European Gas Prices Ease as Stockpiles and LNG Imports Climb

  • In Business
  • 2022-10-07 07:53:00Z
  • By Bloomberg

(Bloomberg) -- European natural gas prices declined amid growing stockpiles and imports of liquefied natural gas, while leaders from the region continue to seek ways to ease an unprecedented energy crisis.

Most Read from Bloomberg

  • Biden Says Putin Threats Real, Could Spark Nuclear 'Armageddon'

  • Kremlin Lets State Media Tell Some Truths About Putin's Stalling War

  • Musk's Twitter Takeover Hits Snag Over Debt-Financing Issue

  • Nord Stream Leaks Caused by Detonations in Sign of Sabotage

  • Trump Says US Agency Packed Top-Secret Documents. These Emails Suggest Otherwise.

Gas storage levels on the continent are now about 90% full -- higher than last year, but still below inventories in October of 2019 and 2020 -- data from Gas Infrastructure Europe show.

Meanwhile, the European Union is considering a temporary limit on gas prices to ward off a potential recession, though it's not yet clear what kind of mechanism they'll consider. Industry is concerned that such intervention may hinder supplies to Europe at a time when it needs to replace flows that would ordinarily come from Russia.

European imports of liquefied natural gas may jump by 45-50% this year, according to Bloomberg Intelligence. However, LNG may only be able to replace about 30% of pipeline shipments from Russia, BI analysts Talon Custer and Patricio Alvarez said in a research note.

Also See: Four EU Nations Propose Gas Price 'Corridor' to Cool Market

Russian gas exports to the region have diminished to a fraction of their levels in the fallout of the country's invasion of Ukraine in February. While volumes are still passing through Ukraine, other routes have been halted, including the key Nord Stream link to Germany.

A cooler-than-expected winter would accelerate draw-down at gas storage facilities, leaving the continent more vulnerable. Temperatures across northwest Europe are expected to drop in the second half of October, forecaster Maxar said in a report.

Dutch front-month gas, a European benchmark, traded 8.4% lower at 161 euros a megawatt-hour by 9:50 a.m. in Amsterdam. The UK equivalent traded 3% higher.

Most Read from Bloomberg Businessweek

  • The Massive Gas Field That Europe Can't Use

  • Even After $100 Billion, Self-Driving Cars Are Going Nowhere

  • 'I Am Energy': Inside the Bang Billionaire's Reeling Empire

  • Millions in Cryptocurrency Vanished as Agents Watched Helplessly

©2022 Bloomberg L.P.


More Related News

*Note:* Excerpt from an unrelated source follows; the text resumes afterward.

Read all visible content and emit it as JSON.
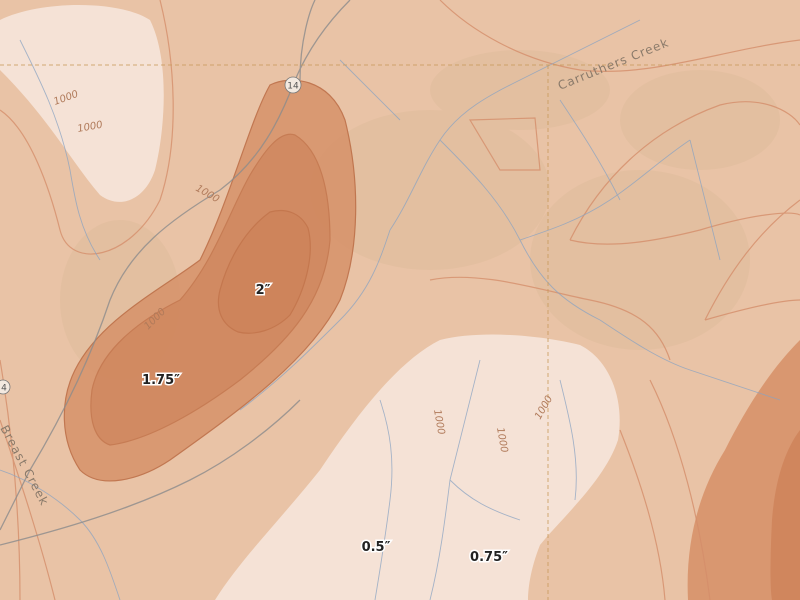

Taiwan Elections Set Stage for Tighter Presidential Race in 2024
Taiwan Elections Set Stage for Tighter Presidential Race in 2024

(Bloomberg) -- Taiwan is set for a more contentious presidential race focused on rising tensions with China, after low turnout in local elections handed...

FTX Chaos Prompts Reckoning on Dubai
FTX Chaos Prompts Reckoning on Dubai's Embrace of Crypto Giants

(Bloomberg) -- Most Read from BloombergNext Covid-19 Strain May be More Dangerous, Lab Study ShowsChevron to Resume Venezuela Oil Output as US Eases...

US Jobs Report Likely to Show Subtle Progress for Fed: Eco Week
US Jobs Report Likely to Show Subtle Progress for Fed: Eco Week

(Bloomberg) -- The latest reading of the US labor market on Friday is expected to show job growth on more of the downward glide path sought by Federal...

Philippines Sees Debt-to-GDP Ratio Falling to 50% by 2028
Philippines Sees Debt-to-GDP Ratio Falling to 50% by 2028

(Bloomberg) -- The Philippines expects the government's debt-to-gross domestic product ratio to decline to about 50% by 2028 due to strong economic growth...

Venezuela Factions Restart Talks, Eyeing Sanctions Relief
Venezuela Factions Restart Talks, Eyeing Sanctions Relief

(Bloomberg) -- Venezuela's battling political factions restarted negotiations on Saturday in Mexico, signing a rare deal to work together on a humanitarian...

Leave a Comment

Your email address will not be published. Required fields are marked with *

Cancel reply


Top News: Business